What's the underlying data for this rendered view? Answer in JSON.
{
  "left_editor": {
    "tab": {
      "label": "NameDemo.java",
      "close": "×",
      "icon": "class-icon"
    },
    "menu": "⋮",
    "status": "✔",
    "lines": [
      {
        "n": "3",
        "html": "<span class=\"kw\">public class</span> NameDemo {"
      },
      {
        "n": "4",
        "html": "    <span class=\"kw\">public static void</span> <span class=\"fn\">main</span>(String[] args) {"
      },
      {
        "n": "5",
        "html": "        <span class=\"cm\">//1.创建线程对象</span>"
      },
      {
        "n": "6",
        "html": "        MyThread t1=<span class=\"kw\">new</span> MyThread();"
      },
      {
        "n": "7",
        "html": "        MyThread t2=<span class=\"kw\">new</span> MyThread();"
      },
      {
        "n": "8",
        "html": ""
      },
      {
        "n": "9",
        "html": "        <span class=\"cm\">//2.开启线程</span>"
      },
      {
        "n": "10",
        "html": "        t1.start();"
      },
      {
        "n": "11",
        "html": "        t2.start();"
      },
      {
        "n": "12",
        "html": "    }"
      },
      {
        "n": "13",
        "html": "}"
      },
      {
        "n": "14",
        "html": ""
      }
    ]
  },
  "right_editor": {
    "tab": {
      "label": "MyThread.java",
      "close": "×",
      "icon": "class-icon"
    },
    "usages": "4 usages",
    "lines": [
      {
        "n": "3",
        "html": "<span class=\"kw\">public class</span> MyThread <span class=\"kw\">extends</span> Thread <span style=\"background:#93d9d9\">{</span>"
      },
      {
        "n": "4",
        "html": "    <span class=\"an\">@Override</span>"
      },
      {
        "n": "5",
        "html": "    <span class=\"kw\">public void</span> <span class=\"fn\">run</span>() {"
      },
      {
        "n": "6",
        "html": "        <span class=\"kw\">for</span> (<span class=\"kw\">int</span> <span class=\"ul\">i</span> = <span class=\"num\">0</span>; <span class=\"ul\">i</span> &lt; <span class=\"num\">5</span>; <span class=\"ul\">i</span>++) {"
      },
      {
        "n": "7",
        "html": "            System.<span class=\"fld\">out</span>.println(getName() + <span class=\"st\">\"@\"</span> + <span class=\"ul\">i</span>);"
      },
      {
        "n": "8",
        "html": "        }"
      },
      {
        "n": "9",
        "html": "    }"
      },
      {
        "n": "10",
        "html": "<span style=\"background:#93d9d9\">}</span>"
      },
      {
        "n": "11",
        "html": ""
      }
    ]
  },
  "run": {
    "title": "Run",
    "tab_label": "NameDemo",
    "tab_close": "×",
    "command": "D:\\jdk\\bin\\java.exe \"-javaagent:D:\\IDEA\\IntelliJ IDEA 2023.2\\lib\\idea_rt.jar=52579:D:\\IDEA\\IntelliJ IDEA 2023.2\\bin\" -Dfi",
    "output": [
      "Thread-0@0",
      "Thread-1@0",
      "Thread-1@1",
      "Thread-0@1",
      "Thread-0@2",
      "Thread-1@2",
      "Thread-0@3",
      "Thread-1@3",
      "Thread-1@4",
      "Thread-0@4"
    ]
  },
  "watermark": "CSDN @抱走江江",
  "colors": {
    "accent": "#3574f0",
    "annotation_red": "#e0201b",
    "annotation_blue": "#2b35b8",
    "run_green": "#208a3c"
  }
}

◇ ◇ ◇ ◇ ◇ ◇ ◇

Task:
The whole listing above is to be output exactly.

Reply to the task:
What's the underlying data for this rendered view? Answer in JSON.
{
  "left_editor": {
    "tab": {
      "label": "NameDemo.java",
      "close": "×",
      "icon": "class-icon"
    },
    "menu": "⋮",
    "status": "✔",
    "lines": [
      {
        "n": "3",
        "html": "<span class=\"kw\">public class</span> NameDemo {"
      },
      {
        "n": "4",
        "html": "    <span class=\"kw\">public static void</span> <span class=\"fn\">main</span>(String[] args) {"
      },
      {
        "n": "5",
        "html": "        <span class=\"cm\">//1.创建线程对象</span>"
      },
      {
        "n": "6",
        "html": "        MyThread t1=<span class=\"kw\">new</span> MyThread();"
      },
      {
        "n": "7",
        "html": "        MyThread t2=<span class=\"kw\">new</span> MyThread();"
      },
      {
        "n": "8",
        "html": ""
      },
      {
        "n": "9",
        "html": "        <span class=\"cm\">//2.开启线程</span>"
      },
      {
        "n": "10",
        "html": "        t1.start();"
      },
      {
        "n": "11",
        "html": "        t2.start();"
      },
      {
        "n": "12",
        "html": "    }"
      },
      {
        "n": "13",
        "html": "}"
      },
      {
        "n": "14",
        "html": ""
      }
    ]
  },
  "right_editor": {
    "tab": {
      "label": "MyThread.java",
      "close": "×",
      "icon": "class-icon"
    },
    "usages": "4 usages",
    "lines": [
      {
        "n": "3",
        "html": "<span class=\"kw\">public class</span> MyThread <span class=\"kw\">extends</span> Thread <span style=\"background:#93d9d9\">{</span>"
      },
      {
        "n": "4",
        "html": "    <span class=\"an\">@Override</span>"
      },
      {
        "n": "5",
        "html": "    <span class=\"kw\">public void</span> <span class=\"fn\">run</span>() {"
      },
      {
        "n": "6",
        "html": "        <span class=\"kw\">for</span> (<span class=\"kw\">int</span> <span class=\"ul\">i</span> = <span class=\"num\">0</span>; <span class=\"ul\">i</span> &lt; <span class=\"num\">5</span>; <span class=\"ul\">i</span>++) {"
      },
      {
        "n": "7",
        "html": "            System.<span class=\"fld\">out</span>.println(getName() + <span class=\"st\">\"@\"</span> + <span class=\"ul\">i</span>);"
      },
      {
        "n": "8",
        "html": "        }"
      },
      {
        "n": "9",
        "html": "    }"
      },
      {
        "n": "10",
        "html": "<span style=\"background:#93d9d9\">}</span>"
      },
      {
        "n": "11",
        "html": ""
      }
    ]
  },
  "run": {
    "title": "Run",
    "tab_label": "NameDemo",
    "tab_close": "×",
    "command": "D:\\jdk\\bin\\java.exe \"-javaagent:D:\\IDEA\\IntelliJ IDEA 2023.2\\lib\\idea_rt.jar=52579:D:\\IDEA\\IntelliJ IDEA 2023.2\\bin\" -Dfi",
    "output": [
      "Thread-0@0",
      "Thread-1@0",
      "Thread-1@1",
      "Thread-0@1",
      "Thread-0@2",
      "Thread-1@2",
      "Thread-0@3",
      "Thread-1@3",
      "Thread-1@4",
      "Thread-0@4"
    ]
  },
  "watermark": "CSDN @抱走江江",
  "colors": {
    "accent": "#3574f0",
    "annotation_red": "#e0201b",
    "annotation_blue": "#2b35b8",
    "run_green": "#208a3c"
  }
}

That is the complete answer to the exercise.